*** RECORDS PROVIDED
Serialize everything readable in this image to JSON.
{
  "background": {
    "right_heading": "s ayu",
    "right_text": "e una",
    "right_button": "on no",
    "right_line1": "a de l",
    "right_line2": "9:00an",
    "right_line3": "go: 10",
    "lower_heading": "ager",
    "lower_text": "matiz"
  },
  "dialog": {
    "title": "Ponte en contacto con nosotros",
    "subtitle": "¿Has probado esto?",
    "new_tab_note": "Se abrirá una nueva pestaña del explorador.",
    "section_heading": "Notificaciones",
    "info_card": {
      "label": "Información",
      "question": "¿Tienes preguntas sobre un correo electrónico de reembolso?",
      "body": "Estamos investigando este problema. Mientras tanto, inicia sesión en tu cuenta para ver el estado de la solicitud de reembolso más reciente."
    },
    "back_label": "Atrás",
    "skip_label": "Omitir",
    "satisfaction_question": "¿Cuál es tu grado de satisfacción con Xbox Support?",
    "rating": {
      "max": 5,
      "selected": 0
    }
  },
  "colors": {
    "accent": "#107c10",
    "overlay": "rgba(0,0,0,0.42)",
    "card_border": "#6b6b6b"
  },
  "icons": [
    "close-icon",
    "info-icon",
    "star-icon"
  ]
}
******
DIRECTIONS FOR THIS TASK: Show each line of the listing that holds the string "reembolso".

ANSWER SPACE:
      "question": "¿Tienes preguntas sobre un correo electrónico de reembolso?",
      "body": "Estamos investigando este problema. Mientras tanto, inicia sesión en tu cuenta para ver el estado de la solicitud de reembolso más reciente."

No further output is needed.